The Creative Farm is a co-working spot just for creatives, with a goal “to support the growth and development of the creative community” by having common spaces and encouraging discussion among members.
Colorado is so committed to fostering the growth of the creative community that Governor John Hickenlooper signed a bill in 2011 encouraging the development of “creative districts” in places where there are already high concentrations of artistic activity. There are now 18 certified Creative Districts across the state, including RiNo, 40 West Arts, and the Sante Fe Art District in Denver. The annual job growth in these districts has been around 5 percent, while the state average is around 2 percent.
Indoor spaces can inspire your work, too. With all kinds of museums, ranging from the Denver Museum of Nature & Science to the May National History Museum (the world’s largest private insect collection), there is something for everyone.
And every musician can draw inspiration at the museum at the Red Rocks Amphitheater and its memorabilia donated by past performers there.
Perhaps most importantly, there’s money being invested in Colorado’s creative industries. The Denver Foundation’s Arts Affinity Group (AAG), for example, has awarded hundreds of thousands of dollars to creative nonprofit art organizations since it’s inception in 2013. And since 2014, the group has hosted Colorado Art Tank, in which finalists are invited to present their creative business ideas to a panel of community members in front of a live audience.
Colorado Creative Industries (CCI), the state arts agency and a division of the Colorado Office of Economic Development and International Trade, also connects creatives to inspiring mentors at the Change Leader Institute. Using a model that has had proven success in Utah, 95 percent of participants report that the three-day workshop made them “more apt to be creative and innovative.” And 95 percent of participants also credit the workshop for bringing about personal growth.
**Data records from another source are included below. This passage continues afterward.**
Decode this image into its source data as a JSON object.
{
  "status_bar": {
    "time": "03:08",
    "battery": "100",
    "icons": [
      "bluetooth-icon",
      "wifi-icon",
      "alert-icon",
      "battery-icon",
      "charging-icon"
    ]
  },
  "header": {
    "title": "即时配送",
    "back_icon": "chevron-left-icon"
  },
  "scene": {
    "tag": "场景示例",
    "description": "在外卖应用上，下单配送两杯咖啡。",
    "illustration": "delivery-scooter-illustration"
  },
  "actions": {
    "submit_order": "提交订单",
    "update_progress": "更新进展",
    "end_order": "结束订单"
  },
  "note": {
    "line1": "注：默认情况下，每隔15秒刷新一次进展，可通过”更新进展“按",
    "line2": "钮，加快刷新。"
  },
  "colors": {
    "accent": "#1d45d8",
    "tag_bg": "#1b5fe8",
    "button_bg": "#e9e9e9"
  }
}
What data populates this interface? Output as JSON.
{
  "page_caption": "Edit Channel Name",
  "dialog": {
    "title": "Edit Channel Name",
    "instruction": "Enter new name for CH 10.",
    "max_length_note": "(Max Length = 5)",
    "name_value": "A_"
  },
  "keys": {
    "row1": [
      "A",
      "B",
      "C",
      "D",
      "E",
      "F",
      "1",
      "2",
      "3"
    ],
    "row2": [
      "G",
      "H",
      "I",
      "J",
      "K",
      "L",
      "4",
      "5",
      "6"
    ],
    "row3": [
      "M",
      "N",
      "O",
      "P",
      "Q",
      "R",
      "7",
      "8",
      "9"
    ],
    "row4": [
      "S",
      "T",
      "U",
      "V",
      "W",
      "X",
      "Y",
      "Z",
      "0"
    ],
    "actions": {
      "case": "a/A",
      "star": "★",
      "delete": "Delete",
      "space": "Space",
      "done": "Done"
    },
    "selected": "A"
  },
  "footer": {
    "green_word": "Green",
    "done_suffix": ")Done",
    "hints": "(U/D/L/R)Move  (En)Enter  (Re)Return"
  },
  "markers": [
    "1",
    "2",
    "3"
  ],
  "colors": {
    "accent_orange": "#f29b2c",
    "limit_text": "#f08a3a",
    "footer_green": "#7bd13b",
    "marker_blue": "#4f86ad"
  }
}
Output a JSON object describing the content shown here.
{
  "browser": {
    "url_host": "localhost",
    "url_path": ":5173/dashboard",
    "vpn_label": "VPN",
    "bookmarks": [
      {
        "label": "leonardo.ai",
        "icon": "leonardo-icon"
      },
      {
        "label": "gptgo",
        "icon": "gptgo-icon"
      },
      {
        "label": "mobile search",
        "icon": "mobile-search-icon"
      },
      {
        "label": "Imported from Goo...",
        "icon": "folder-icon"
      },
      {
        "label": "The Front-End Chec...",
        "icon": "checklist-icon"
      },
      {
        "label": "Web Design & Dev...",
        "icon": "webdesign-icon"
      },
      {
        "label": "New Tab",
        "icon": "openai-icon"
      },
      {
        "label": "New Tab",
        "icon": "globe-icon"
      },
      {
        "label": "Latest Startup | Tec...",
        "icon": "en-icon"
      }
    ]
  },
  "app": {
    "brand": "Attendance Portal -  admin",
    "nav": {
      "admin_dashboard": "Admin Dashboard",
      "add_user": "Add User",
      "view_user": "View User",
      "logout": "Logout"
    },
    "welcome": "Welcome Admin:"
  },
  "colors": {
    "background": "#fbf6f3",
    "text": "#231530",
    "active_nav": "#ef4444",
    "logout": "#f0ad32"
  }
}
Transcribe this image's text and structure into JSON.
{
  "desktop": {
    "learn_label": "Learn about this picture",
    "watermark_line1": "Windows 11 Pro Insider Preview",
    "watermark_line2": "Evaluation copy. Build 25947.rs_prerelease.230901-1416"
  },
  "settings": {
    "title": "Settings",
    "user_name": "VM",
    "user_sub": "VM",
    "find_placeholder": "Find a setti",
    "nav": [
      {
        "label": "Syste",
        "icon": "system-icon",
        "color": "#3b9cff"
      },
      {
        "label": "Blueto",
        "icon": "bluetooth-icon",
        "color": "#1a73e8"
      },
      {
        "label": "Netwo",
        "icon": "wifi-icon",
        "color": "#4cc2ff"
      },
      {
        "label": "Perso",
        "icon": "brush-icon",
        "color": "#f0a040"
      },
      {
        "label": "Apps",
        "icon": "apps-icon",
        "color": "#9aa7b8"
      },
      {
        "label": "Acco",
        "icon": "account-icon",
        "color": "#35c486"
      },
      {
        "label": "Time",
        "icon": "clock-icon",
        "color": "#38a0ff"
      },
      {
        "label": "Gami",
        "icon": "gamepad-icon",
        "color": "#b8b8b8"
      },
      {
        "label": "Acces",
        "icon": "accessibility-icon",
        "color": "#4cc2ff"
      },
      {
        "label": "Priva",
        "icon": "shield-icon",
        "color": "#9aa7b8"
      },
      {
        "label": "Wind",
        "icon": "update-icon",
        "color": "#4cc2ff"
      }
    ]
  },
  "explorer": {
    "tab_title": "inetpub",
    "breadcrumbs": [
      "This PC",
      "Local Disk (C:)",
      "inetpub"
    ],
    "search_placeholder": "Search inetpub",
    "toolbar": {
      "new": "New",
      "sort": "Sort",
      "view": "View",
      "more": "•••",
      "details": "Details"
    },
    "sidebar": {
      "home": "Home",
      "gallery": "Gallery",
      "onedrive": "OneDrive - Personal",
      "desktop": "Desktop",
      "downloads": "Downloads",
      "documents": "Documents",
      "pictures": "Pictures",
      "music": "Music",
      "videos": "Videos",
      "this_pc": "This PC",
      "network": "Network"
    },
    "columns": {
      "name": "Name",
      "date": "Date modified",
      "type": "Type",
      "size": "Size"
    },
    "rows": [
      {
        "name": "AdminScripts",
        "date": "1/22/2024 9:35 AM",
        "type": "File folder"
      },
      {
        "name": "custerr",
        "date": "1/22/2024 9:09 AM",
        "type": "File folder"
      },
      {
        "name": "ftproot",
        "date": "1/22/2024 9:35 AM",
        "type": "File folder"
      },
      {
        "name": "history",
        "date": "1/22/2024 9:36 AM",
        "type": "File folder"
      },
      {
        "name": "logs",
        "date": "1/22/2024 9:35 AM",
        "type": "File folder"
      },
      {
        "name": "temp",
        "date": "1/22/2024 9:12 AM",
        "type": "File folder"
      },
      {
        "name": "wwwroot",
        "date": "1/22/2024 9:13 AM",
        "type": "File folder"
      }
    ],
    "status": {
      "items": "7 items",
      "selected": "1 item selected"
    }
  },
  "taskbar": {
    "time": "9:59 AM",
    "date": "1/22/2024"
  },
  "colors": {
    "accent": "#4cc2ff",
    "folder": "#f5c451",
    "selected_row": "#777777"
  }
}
None of the benefits matter if you can’t afford to actually live in a place, right? Margaret Hunt, director of CCI, has said, “one of the challenges with Creative Districts we’re discovering is artists move into a neighborhood because it’s affordable. Then it becomes hip and cool, and then property values go up and they’re forced out.”
It’s unfortunate indeed when it becomes too expensive for creatives to live in the communities where they work. Space to Create is a state-driven initiative to create affordable housing and workspaces for artists and creatives, so that they are inspired to to directly impact their communities, and it’s the first program of its kind in the U.S.
Originally written by RootsRated for Colorado.
Featured image provided by Zach Dischner